"I just loved
the way that he played," Therrien said. "The time he was on the ice, he
was doing the right thing. And as a coach, you gotta see those things. He was
around the puck, around it at the time. And it's a feeling, too, that coaches
need to have at that time."
So Talbot joined
Crosby, Malkin and Hossa as the quartet of Pittsburgh forwards buzzing around
the net in the most desperate minute of the season.
As a Hockey Hall
of Fame employee polished the Stanley Cup, Talbot, a fourth-liner, an energy
guy, a construction worker's son, scored the biggest goal of his career with

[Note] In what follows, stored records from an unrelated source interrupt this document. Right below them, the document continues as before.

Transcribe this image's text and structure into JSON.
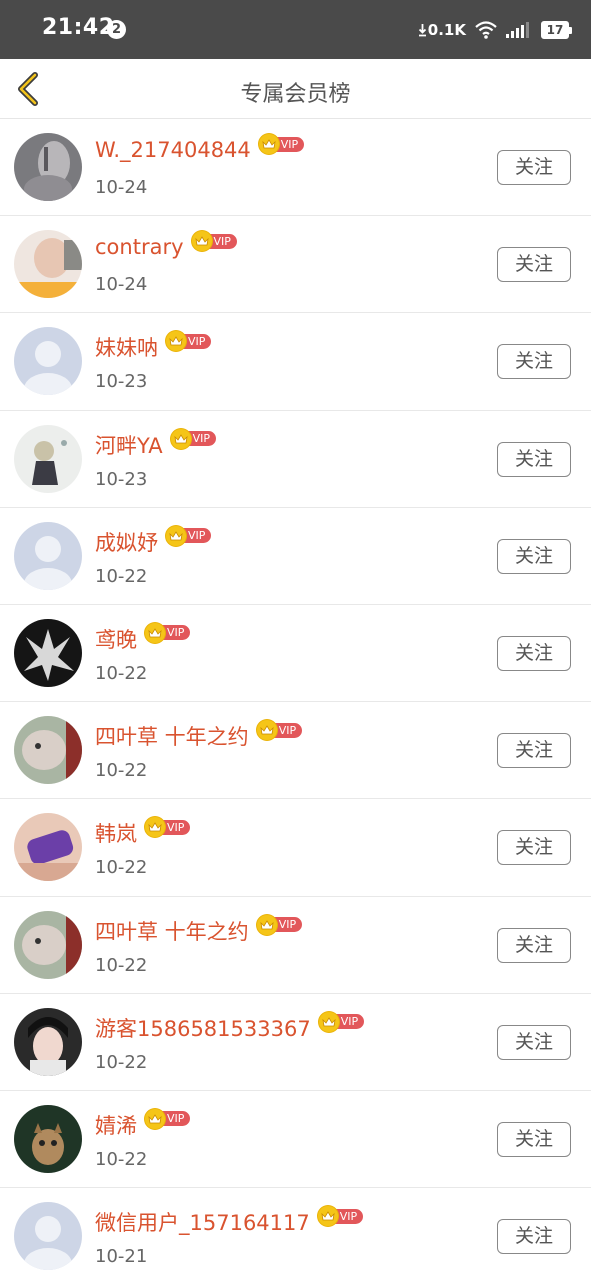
{
  "status_bar": {
    "time": "21:42",
    "notification_count": "2",
    "net_speed": "0.1K",
    "battery": "17"
  },
  "header": {
    "title": "专属会员榜"
  },
  "vip_label": "VIP",
  "follow_label": "关注",
  "members": [
    {
      "name": "W._217404844",
      "date": "10-24",
      "avatar": "photo"
    },
    {
      "name": "contrary",
      "date": "10-24",
      "avatar": "photo"
    },
    {
      "name": "妹妹呐",
      "date": "10-23",
      "avatar": "default"
    },
    {
      "name": "河畔YA",
      "date": "10-23",
      "avatar": "photo"
    },
    {
      "name": "成姒妤",
      "date": "10-22",
      "avatar": "default"
    },
    {
      "name": "鸢晚",
      "date": "10-22",
      "avatar": "photo"
    },
    {
      "name": "四叶草 十年之约",
      "date": "10-22",
      "avatar": "photo"
    },
    {
      "name": "韩岚",
      "date": "10-22",
      "avatar": "photo"
    },
    {
      "name": "四叶草 十年之约",
      "date": "10-22",
      "avatar": "photo"
    },
    {
      "name": "游客1586581533367",
      "date": "10-22",
      "avatar": "photo"
    },
    {
      "name": "婧浠",
      "date": "10-22",
      "avatar": "photo"
    },
    {
      "name": "微信用户_157164117",
      "date": "10-21",
      "avatar": "default"
    }
  ],
  "colors": {
    "status_bar_bg": "#4a4a4a",
    "name_color": "#d9532f",
    "vip_tag": "#e2575a",
    "crown": "#f5c518"
  }
}
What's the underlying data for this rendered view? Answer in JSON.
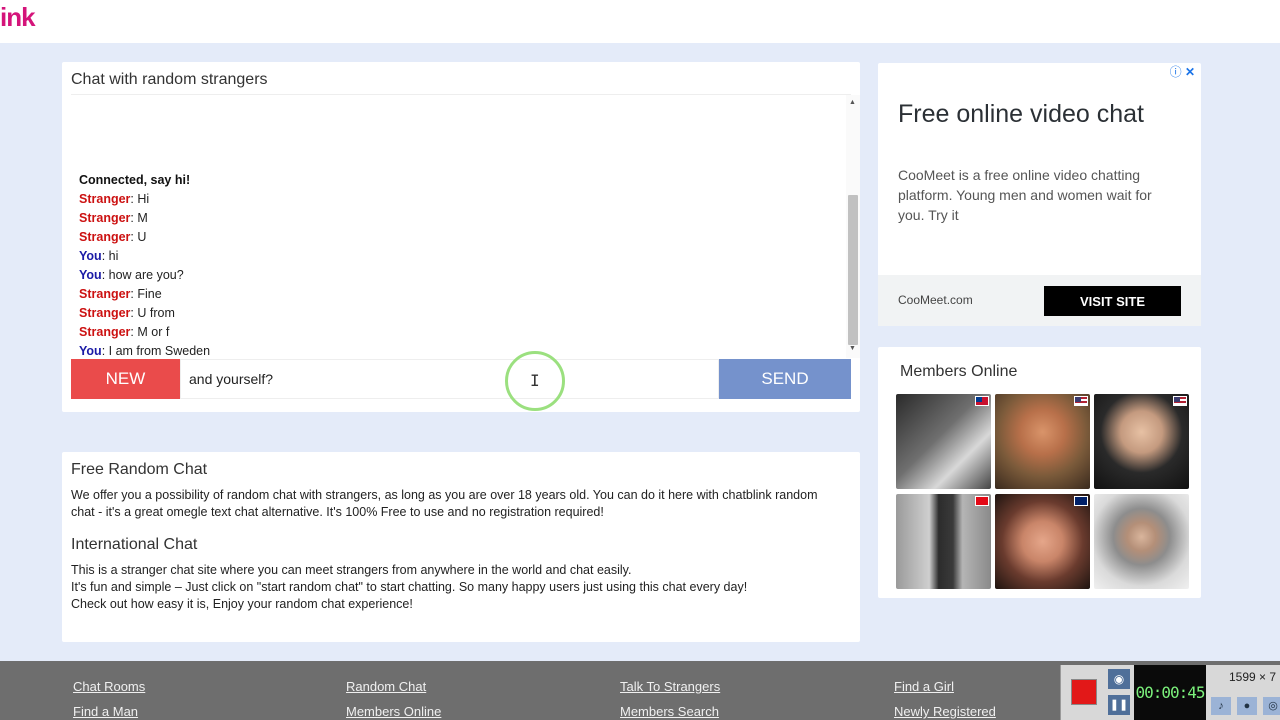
{
  "header": {
    "logo_text": "ink"
  },
  "chat": {
    "title": "Chat with random strangers",
    "messages": [
      {
        "type": "status",
        "text": "Connected, say hi!"
      },
      {
        "who": "Stranger",
        "text": ": Hi"
      },
      {
        "who": "Stranger",
        "text": ": M"
      },
      {
        "who": "Stranger",
        "text": ": U"
      },
      {
        "who": "You",
        "text": ": hi"
      },
      {
        "who": "You",
        "text": ": how are you?"
      },
      {
        "who": "Stranger",
        "text": ": Fine"
      },
      {
        "who": "Stranger",
        "text": ": U from"
      },
      {
        "who": "Stranger",
        "text": ": M or f"
      },
      {
        "who": "You",
        "text": ": I am from Sweden"
      }
    ],
    "new_label": "NEW",
    "input_value": "and yourself?",
    "send_label": "SEND"
  },
  "ad": {
    "title": "Free online video chat",
    "text": "CooMeet is a free online video chatting platform. Young men and women wait for you. Try it",
    "domain": "CooMeet.com",
    "visit_label": "VISIT SITE",
    "info_icon": "ⓘ",
    "close_icon": "✕"
  },
  "members": {
    "title": "Members Online",
    "avatars": [
      {
        "name": "avatar-1",
        "flag": "taiwan"
      },
      {
        "name": "avatar-2",
        "flag": "usa"
      },
      {
        "name": "avatar-3",
        "flag": "usa"
      },
      {
        "name": "avatar-4",
        "flag": "turkey"
      },
      {
        "name": "avatar-5",
        "flag": "australia"
      },
      {
        "name": "avatar-6",
        "flag": ""
      }
    ]
  },
  "info": {
    "heading1": "Free Random Chat",
    "para1": "We offer you a possibility of random chat with strangers, as long as you are over 18 years old. You can do it here with chatblink random chat - it's a great omegle text chat alternative. It's 100% Free to use and no registration required!",
    "heading2": "International Chat",
    "para2_line1": "This is a stranger chat site where you can meet strangers from anywhere in the world and chat easily.",
    "para2_line2": "It's fun and simple – Just click on \"start random chat\" to start chatting. So many happy users just using this chat every day!",
    "para2_line3": "Check out how easy it is, Enjoy your random chat experience!"
  },
  "footer": {
    "links": [
      "Chat Rooms",
      "Random Chat",
      "Talk To Strangers",
      "Find a Girl",
      "Find a Man",
      "Members Online",
      "Members Search",
      "Newly Registered"
    ]
  },
  "recorder": {
    "time": "00:00:45",
    "resolution": "1599 × 7"
  }
}
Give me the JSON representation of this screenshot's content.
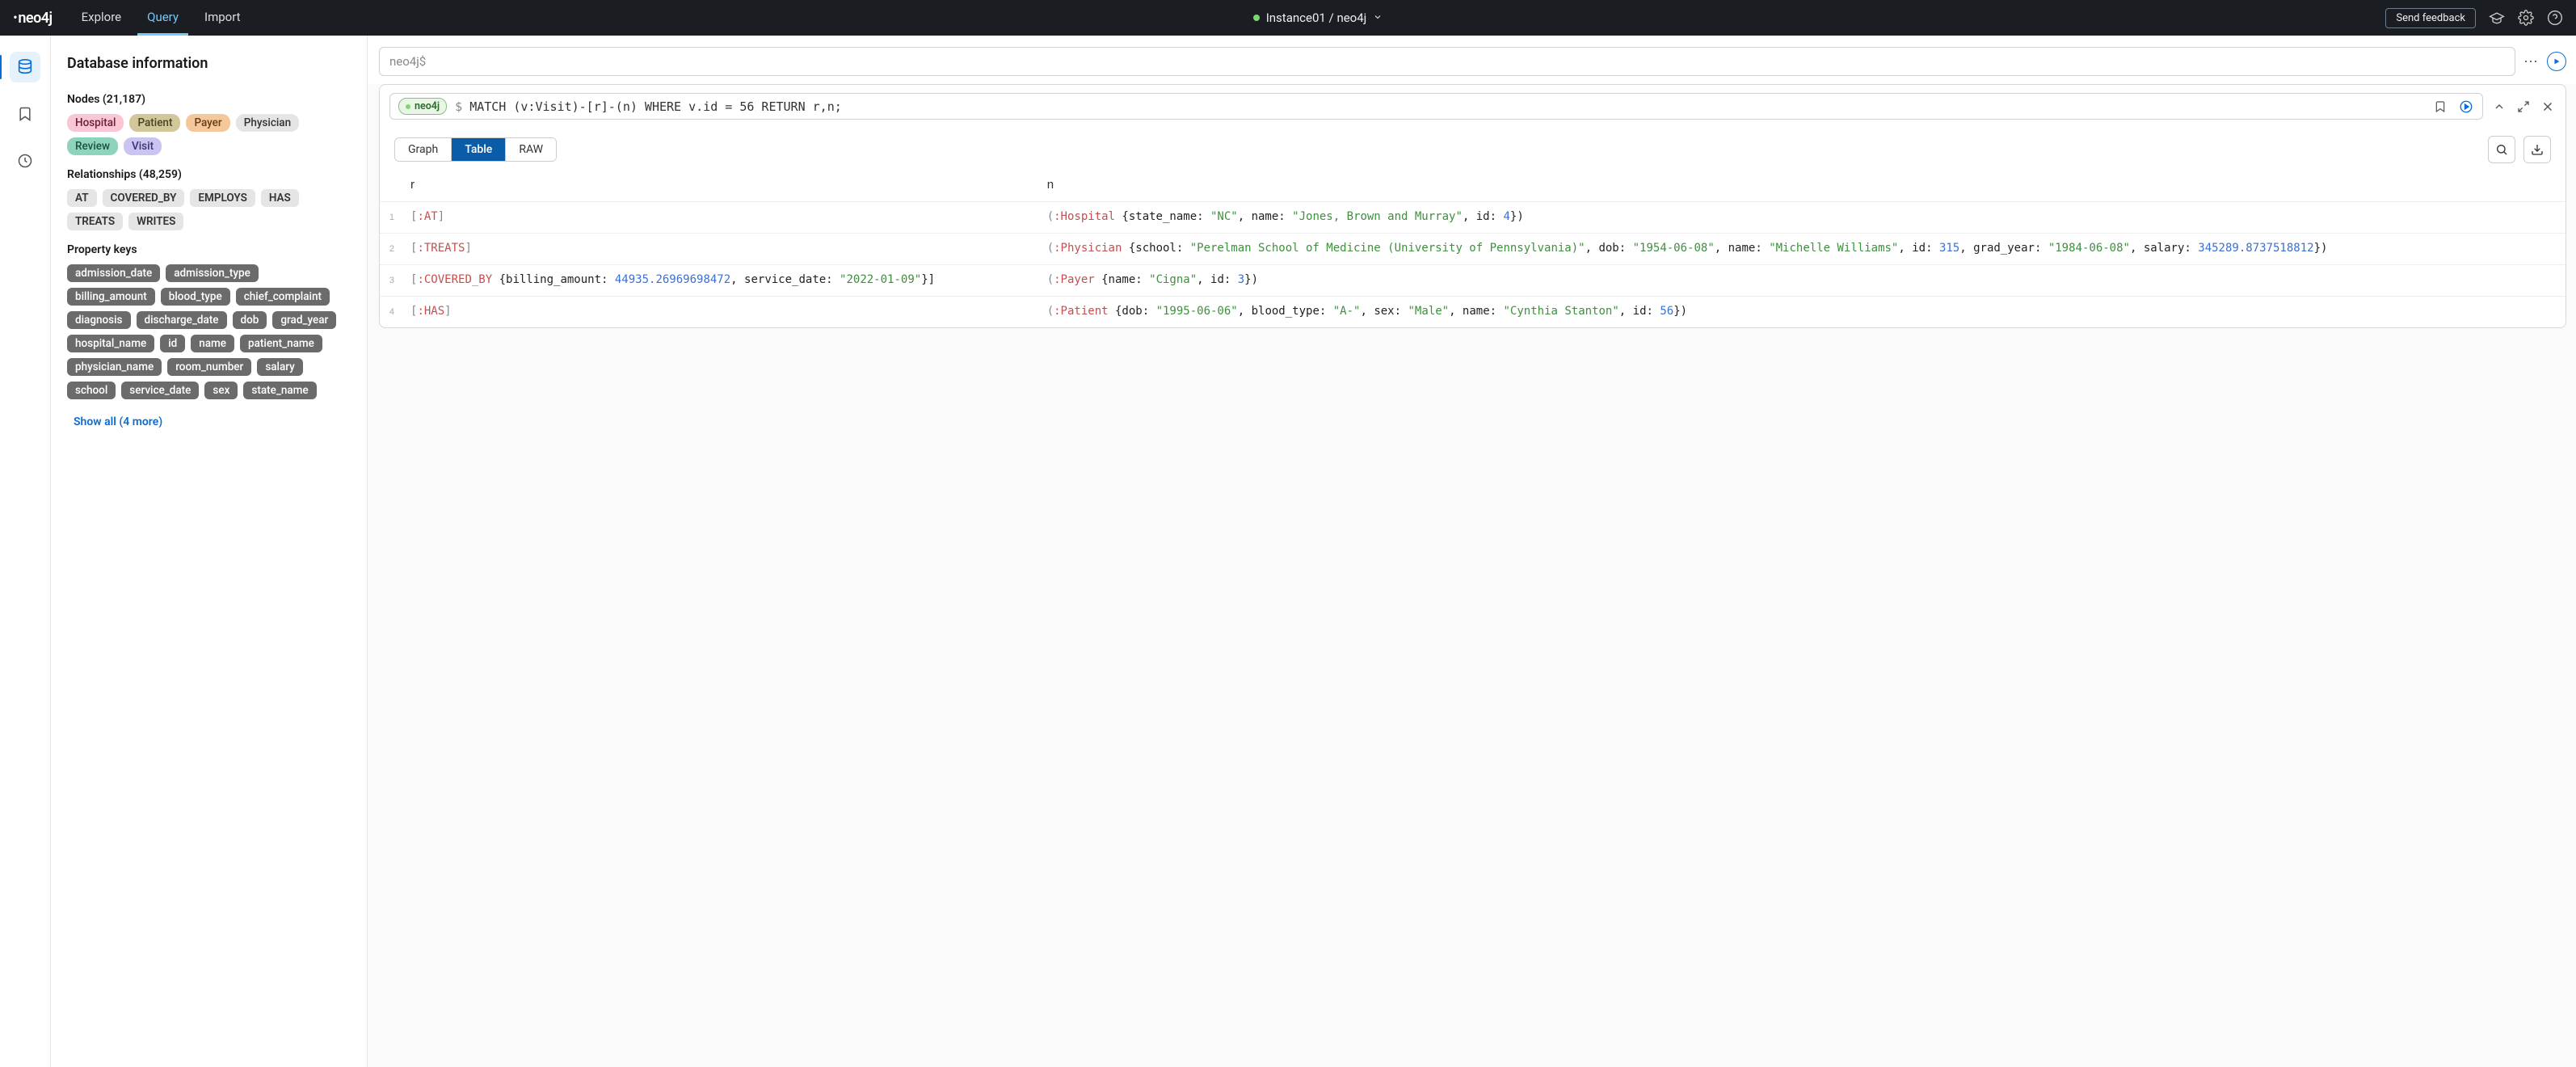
{
  "header": {
    "logo_text": "neo4j",
    "tabs": [
      "Explore",
      "Query",
      "Import"
    ],
    "active_tab": 1,
    "instance": "Instance01 / neo4j",
    "feedback_label": "Send feedback"
  },
  "sidebar": {
    "title": "Database information",
    "nodes_label": "Nodes (21,187)",
    "node_labels": [
      {
        "text": "Hospital",
        "cls": "pink"
      },
      {
        "text": "Patient",
        "cls": "olive"
      },
      {
        "text": "Payer",
        "cls": "orange"
      },
      {
        "text": "Physician",
        "cls": "grey"
      },
      {
        "text": "Review",
        "cls": "teal"
      },
      {
        "text": "Visit",
        "cls": "lav"
      }
    ],
    "rel_label": "Relationships (48,259)",
    "relationships": [
      "AT",
      "COVERED_BY",
      "EMPLOYS",
      "HAS",
      "TREATS",
      "WRITES"
    ],
    "prop_label": "Property keys",
    "properties": [
      "admission_date",
      "admission_type",
      "billing_amount",
      "blood_type",
      "chief_complaint",
      "diagnosis",
      "discharge_date",
      "dob",
      "grad_year",
      "hospital_name",
      "id",
      "name",
      "patient_name",
      "physician_name",
      "room_number",
      "salary",
      "school",
      "service_date",
      "sex",
      "state_name"
    ],
    "show_all": "Show all (4 more)"
  },
  "query_input": {
    "placeholder": "neo4j$"
  },
  "result": {
    "db_badge": "neo4j",
    "query_prefix": "$ ",
    "query": "MATCH (v:Visit)-[r]-(n) WHERE v.id = 56 RETURN r,n;",
    "view_tabs": [
      "Graph",
      "Table",
      "RAW"
    ],
    "active_view": 1,
    "columns": [
      "r",
      "n"
    ],
    "rows": [
      {
        "num": "1",
        "r": [
          {
            "t": "[",
            "c": "c-grey"
          },
          {
            "t": ":AT",
            "c": "c-red"
          },
          {
            "t": "]",
            "c": "c-grey"
          }
        ],
        "n": [
          {
            "t": "(",
            "c": "c-grey"
          },
          {
            "t": ":Hospital",
            "c": "c-red"
          },
          {
            "t": " {state_name: ",
            "c": "c-black"
          },
          {
            "t": "\"NC\"",
            "c": "c-green"
          },
          {
            "t": ", name: ",
            "c": "c-black"
          },
          {
            "t": "\"Jones, Brown and Murray\"",
            "c": "c-green"
          },
          {
            "t": ", id: ",
            "c": "c-black"
          },
          {
            "t": "4",
            "c": "c-blue"
          },
          {
            "t": "})",
            "c": "c-black"
          }
        ]
      },
      {
        "num": "2",
        "r": [
          {
            "t": "[",
            "c": "c-grey"
          },
          {
            "t": ":TREATS",
            "c": "c-red"
          },
          {
            "t": "]",
            "c": "c-grey"
          }
        ],
        "n": [
          {
            "t": "(",
            "c": "c-grey"
          },
          {
            "t": ":Physician",
            "c": "c-red"
          },
          {
            "t": " {school: ",
            "c": "c-black"
          },
          {
            "t": "\"Perelman School of Medicine (University of Pennsylvania)\"",
            "c": "c-green"
          },
          {
            "t": ", dob: ",
            "c": "c-black"
          },
          {
            "t": "\"1954-06-08\"",
            "c": "c-green"
          },
          {
            "t": ", name: ",
            "c": "c-black"
          },
          {
            "t": "\"Michelle Williams\"",
            "c": "c-green"
          },
          {
            "t": ", id: ",
            "c": "c-black"
          },
          {
            "t": "315",
            "c": "c-blue"
          },
          {
            "t": ", grad_year: ",
            "c": "c-black"
          },
          {
            "t": "\"1984-06-08\"",
            "c": "c-green"
          },
          {
            "t": ", salary: ",
            "c": "c-black"
          },
          {
            "t": "345289.8737518812",
            "c": "c-blue"
          },
          {
            "t": "})",
            "c": "c-black"
          }
        ]
      },
      {
        "num": "3",
        "r": [
          {
            "t": "[",
            "c": "c-grey"
          },
          {
            "t": ":COVERED_BY",
            "c": "c-red"
          },
          {
            "t": " {billing_amount: ",
            "c": "c-black"
          },
          {
            "t": "44935.26969698472",
            "c": "c-blue"
          },
          {
            "t": ", service_date: ",
            "c": "c-black"
          },
          {
            "t": "\"2022-01-09\"",
            "c": "c-green"
          },
          {
            "t": "}]",
            "c": "c-black"
          }
        ],
        "n": [
          {
            "t": "(",
            "c": "c-grey"
          },
          {
            "t": ":Payer",
            "c": "c-red"
          },
          {
            "t": " {name: ",
            "c": "c-black"
          },
          {
            "t": "\"Cigna\"",
            "c": "c-green"
          },
          {
            "t": ", id: ",
            "c": "c-black"
          },
          {
            "t": "3",
            "c": "c-blue"
          },
          {
            "t": "})",
            "c": "c-black"
          }
        ]
      },
      {
        "num": "4",
        "r": [
          {
            "t": "[",
            "c": "c-grey"
          },
          {
            "t": ":HAS",
            "c": "c-red"
          },
          {
            "t": "]",
            "c": "c-grey"
          }
        ],
        "n": [
          {
            "t": "(",
            "c": "c-grey"
          },
          {
            "t": ":Patient",
            "c": "c-red"
          },
          {
            "t": " {dob: ",
            "c": "c-black"
          },
          {
            "t": "\"1995-06-06\"",
            "c": "c-green"
          },
          {
            "t": ", blood_type: ",
            "c": "c-black"
          },
          {
            "t": "\"A-\"",
            "c": "c-green"
          },
          {
            "t": ", sex: ",
            "c": "c-black"
          },
          {
            "t": "\"Male\"",
            "c": "c-green"
          },
          {
            "t": ", name: ",
            "c": "c-black"
          },
          {
            "t": "\"Cynthia Stanton\"",
            "c": "c-green"
          },
          {
            "t": ", id: ",
            "c": "c-black"
          },
          {
            "t": "56",
            "c": "c-blue"
          },
          {
            "t": "})",
            "c": "c-black"
          }
        ]
      }
    ]
  }
}
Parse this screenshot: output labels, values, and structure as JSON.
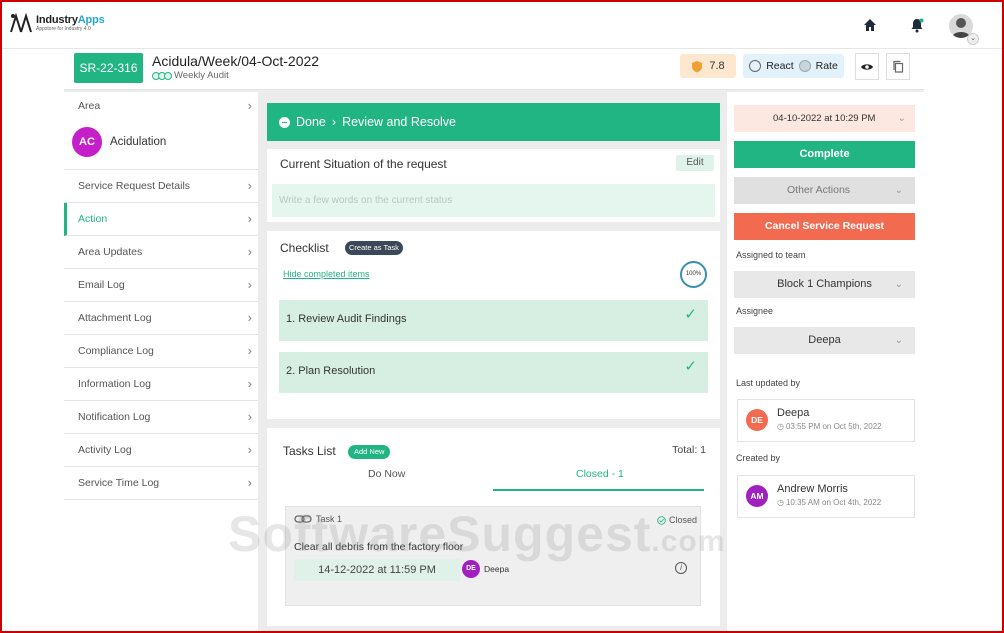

34.3 seconds left to send the game into overtime.
There is no way
Osgood should have abandoned the post to his left, and there is no way Talbot
should have had two solid whacks at the puck from the doorstep without Lidstrom
or Rafalski knocking him on his derriere, but Talbot's persistence is the
hallmark of the play that saved the Pittsburgh season. On a team that provided
a month's worth of hockey heroics in one evening and part of the next
morning—Malone played with a mangled kisser and cotton crammed up his already
broken nose; defenseman Sergei Gonchar returned from back spasms sustained
after a late second-period run-in with the end boards for the power play in the
third overtime; the struggling Sykora told NBC's Pierre McGuire on the bench
during overtime that he would score the winner, which he did at 9:57 of the
third extra session to end the fifth-longest game in Cup finals history—there
was no contribution greater than the one provided by Talbot, an eighth-round
draft choice who had scored a mere 30 goals in 186 NHL games.
Detroit 3. This was not a game, this was hockey's version of War and Peace.
June 4, Mellon Arena, Pittsburgh
RED WINGS 3, PENGUINS 2
All the way back
in the first round, Lidstrom, as Detroit captain, secretly had allowed himself
the luxury of pondering which teammate would get the Stanley Cup after him
if—when—the Red Wings won it.
all the players on our team, Dallas [Drake] is one of the first ones I played
with," said Lidstrom, the Stanley Cup beside him on a podium after the 3-2
clinching win in Game 6. "He came in the year after I did. He's been in the
league 16 years. He's had a good, long career. And he had never been to a final
before. So it felt natural for me to give it to him for all the effort and
hours and everything he's put into the game—and not having a chance to hoist a
On an elegant team
the 39-year-old Drake, part of the same great 1989 Detroit draft with Lidstrom,
was the old warhorse, a fourth-liner who would throw checks, sacrifice himself,
do a lot of the heavy lifting for the Red Wings. As Lidstrom sagely decided,
this hockey lifer deserved to do a little more heavy lifting.